Local TV station KREM this morning ran a piece about the ghost signs (those old painted advertisements you see on the sides of brick buildings) of Spokane, featuring none other than my brilliant grad students Anna Harbine and Frank Oesterheld. Frank is a former student actually, but I am still taking credit for him whenever possible. Here is the whole story, with a photo album as well as the video.

The ghost sign project began as a class assignment in my course HIST 407: Research Methods in Local History. The students fanned out across the city, built a map database of ghost signs, and then researched the stories behind the signs. A blog post here describes the project. Oesterheld was my teaching assistant and Harbine was a student in that class.

This project has proven to have surprising continued residence. Oesterheld and Harbine and two other grad students (Erin Pulley and Caitlin Shain) did a poster session about the project at the National Council for Public History conference in Monterey last year. The best stories became part of the ghost signs tour on Spokane Historical. Oesterheld and Harbine went on to develop a walking tour of the signs, which they led when the Northwest Archivists Conference came to town. And now this television piece.

Oesterheld and Harbine will be leading their walking tour of the ghost signs one more time, as part of a class they are teaching for the MAC--click here to sign up: Experiencing Local History: “Spokane’s Historic Ghost Signs Walking Tour”

Monday, May 4, 2015

Bancroft Prize Winning Historian Ari Kelman coming to Spokane

Ari Kelman, the McCabe Greer Professor of History at Penn State University and winner of the 2014 Bancroft Prize in American History for his book A Misplaced Massacre: Struggling Over the Memory of Sand Creek, is coming to Spokane and Cheney on May 14th and 15th.

 This is kind of a big deal.

A Misplaced Massacre has been variously described as "a complicated and beautiful narrative," "an instructive lesson in public history," and "a reopening of a dark chapter in American history." In addition to the Bancroft, the book won the Tom Watson Brown Book Award, and the Robert M. Utley Prize. Kelman is also the author of  A River and Its City:  The Nature of Landscape in New Orleans and the forthcoming Battle Lines: A Graphic History of the Civil War.

Kelman will be speaking about A Misplaced Massacre at two different times and locations:

You can catch him at 6-8 p.m. Thursday, May 14th at Spokane Falls Community College. He will be speaking in Building 24, more properly known as SN-W"EY'MN--a Salish word for "a trading place for knowledge, materials, trades and commercial goods"--Room 110. [map]
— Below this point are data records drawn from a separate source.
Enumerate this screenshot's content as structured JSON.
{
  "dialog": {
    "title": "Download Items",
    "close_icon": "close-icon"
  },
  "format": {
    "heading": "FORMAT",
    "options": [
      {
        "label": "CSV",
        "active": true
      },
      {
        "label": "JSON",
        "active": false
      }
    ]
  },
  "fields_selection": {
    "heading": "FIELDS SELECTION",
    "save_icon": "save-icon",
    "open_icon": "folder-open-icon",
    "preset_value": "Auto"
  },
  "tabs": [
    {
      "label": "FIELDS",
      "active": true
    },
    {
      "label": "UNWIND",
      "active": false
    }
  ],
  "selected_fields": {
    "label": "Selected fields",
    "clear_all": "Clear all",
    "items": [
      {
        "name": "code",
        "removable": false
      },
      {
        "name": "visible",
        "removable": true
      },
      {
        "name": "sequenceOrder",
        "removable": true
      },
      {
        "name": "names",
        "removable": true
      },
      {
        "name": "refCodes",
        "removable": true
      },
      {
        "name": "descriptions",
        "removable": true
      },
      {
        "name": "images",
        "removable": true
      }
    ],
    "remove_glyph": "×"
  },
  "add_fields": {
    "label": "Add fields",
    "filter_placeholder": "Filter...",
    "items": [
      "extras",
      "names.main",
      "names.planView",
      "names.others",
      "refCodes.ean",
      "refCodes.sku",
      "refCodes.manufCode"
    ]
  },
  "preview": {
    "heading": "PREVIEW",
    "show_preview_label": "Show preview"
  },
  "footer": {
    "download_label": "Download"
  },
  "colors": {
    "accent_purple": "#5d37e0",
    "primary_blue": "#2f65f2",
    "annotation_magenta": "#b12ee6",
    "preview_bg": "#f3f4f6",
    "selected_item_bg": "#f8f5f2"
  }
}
Or come out to lovely Cheney the next day, Friday the 15th, 12-2 p.m.. Kelman will speak in the Hargreaves Reading Room in the Hargreaves building. [map] 

For more information about Kelman, visit his website where you can find reviews of his books, his blog, and other writings.